On the subject of domain-based outcome measures, Dr. Husni described some of the main measures being used in research and clinical practice. These include the Psoriasis Area and Severity Index (PASI) for skin disease, the ACR20/50/70 for peripheral arthritis, the Leeds Enthesitis Index (LEI), the Spondyloarthritis Research Consortium of Canada (SPARCC) Enthesitis Index and the Maastricht Ankylosing Spondylitis Enthesitis Score (MASES) for enthesitis, the Leeds dactylitis index for dactylitis, and the Bath Ankylosing Spondylitis Disease Activity Index (BASDAI) for axial disease.
One of the most important areas of research in psoriatic arthritis, Dr. Husni explained, is identifying and developing the optimal composite measures that will allow for accurate tracking of disease activity and be facile enough to perform quickly, yet accurately, in clinical practice. Some current composite measures include the Disease Activity in Psoriatic Arthritis (DAPSA) score, the Composite Psoriatic Disease Activity Index (CPDAI) and the Psoriatic Arthritis Disease Activity Score (PASDAS).

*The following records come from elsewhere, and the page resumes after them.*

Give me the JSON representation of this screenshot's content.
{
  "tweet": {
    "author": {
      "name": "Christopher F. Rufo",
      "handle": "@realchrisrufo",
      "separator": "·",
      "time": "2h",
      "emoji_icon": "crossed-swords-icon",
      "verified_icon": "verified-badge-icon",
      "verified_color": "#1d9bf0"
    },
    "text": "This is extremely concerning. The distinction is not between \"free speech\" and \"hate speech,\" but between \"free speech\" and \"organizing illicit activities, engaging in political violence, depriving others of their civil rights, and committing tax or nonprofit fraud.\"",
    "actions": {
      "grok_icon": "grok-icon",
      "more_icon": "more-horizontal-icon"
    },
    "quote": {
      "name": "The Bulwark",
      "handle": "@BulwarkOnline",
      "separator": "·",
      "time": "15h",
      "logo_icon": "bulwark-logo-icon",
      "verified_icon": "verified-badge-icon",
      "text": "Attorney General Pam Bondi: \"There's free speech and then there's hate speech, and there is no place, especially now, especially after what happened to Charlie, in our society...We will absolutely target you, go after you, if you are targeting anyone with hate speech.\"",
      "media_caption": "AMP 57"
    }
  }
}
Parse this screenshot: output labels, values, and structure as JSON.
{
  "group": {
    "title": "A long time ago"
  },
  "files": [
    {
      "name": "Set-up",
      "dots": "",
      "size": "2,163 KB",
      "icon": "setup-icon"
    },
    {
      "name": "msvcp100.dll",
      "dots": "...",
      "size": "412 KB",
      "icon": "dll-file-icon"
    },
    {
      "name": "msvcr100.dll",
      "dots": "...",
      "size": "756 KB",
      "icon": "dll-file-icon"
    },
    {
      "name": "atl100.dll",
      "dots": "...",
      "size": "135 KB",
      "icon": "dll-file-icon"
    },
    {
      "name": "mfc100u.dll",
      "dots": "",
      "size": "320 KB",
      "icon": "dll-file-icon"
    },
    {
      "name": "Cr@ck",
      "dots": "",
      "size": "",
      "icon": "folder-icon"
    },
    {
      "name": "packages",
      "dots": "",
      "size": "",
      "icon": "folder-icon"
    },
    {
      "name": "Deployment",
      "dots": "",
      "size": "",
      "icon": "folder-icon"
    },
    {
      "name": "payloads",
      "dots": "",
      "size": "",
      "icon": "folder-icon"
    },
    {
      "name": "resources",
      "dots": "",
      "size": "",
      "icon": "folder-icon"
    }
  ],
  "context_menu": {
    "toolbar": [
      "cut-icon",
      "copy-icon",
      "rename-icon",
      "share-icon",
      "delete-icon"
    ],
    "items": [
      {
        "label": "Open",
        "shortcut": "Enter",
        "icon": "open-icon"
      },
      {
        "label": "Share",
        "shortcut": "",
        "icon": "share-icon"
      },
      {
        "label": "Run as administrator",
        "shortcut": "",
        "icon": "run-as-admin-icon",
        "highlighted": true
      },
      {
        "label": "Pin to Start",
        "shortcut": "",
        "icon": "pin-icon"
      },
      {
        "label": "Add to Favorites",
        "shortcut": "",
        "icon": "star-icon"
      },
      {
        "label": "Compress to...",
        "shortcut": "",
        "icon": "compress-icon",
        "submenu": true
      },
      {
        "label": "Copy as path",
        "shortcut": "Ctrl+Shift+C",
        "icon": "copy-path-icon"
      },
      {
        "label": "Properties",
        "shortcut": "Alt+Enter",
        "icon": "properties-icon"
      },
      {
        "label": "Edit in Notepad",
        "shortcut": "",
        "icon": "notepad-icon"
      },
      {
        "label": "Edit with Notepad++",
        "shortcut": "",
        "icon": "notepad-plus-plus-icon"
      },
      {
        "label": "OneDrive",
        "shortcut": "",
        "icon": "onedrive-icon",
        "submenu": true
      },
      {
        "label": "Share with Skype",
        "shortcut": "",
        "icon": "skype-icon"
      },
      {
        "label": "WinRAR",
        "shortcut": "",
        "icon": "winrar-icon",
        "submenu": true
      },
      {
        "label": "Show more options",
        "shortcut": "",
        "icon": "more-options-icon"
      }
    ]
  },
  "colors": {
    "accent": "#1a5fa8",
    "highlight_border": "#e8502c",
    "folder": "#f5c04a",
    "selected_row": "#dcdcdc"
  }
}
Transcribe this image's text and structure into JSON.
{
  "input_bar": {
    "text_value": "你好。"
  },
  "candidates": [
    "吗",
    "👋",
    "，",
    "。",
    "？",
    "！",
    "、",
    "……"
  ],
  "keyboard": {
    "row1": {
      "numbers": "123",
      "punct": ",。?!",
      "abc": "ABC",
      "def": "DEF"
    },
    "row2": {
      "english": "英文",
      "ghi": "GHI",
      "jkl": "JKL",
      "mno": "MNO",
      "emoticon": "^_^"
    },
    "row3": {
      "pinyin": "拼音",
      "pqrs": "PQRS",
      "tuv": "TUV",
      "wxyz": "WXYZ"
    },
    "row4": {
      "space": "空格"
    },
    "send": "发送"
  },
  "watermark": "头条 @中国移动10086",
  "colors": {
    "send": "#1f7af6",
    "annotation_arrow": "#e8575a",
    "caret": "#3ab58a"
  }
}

It is likely that, even in the future, no one composite measure will be perfect in patients with all variations of psoriatic arthritis. However, Dr. Husni noted, rheumatologists should continue to think critically and creatively on how best to measure outcomes for all disease states of psoriatic arthritis, such as for a new vs. an established diagnosis or for treatment-naive patients vs. treatment-refractory patients.
Raising the Bar
Since 2019, the number of effective treatments for psoriatic arthritis has continued to grow and, given these promising developments, Dr. Husni states that clinicians can feel comfortable in “raising the bar” on expectations for how much we can improve patients’ outcomes. The concept of minimal disease activity or remission has emerged as a reasonable outcome to seek when treating patients with psoriatic arthritis. These measures include Minimal Disease Activity (MDA) and DAPSA remission or low disease activity.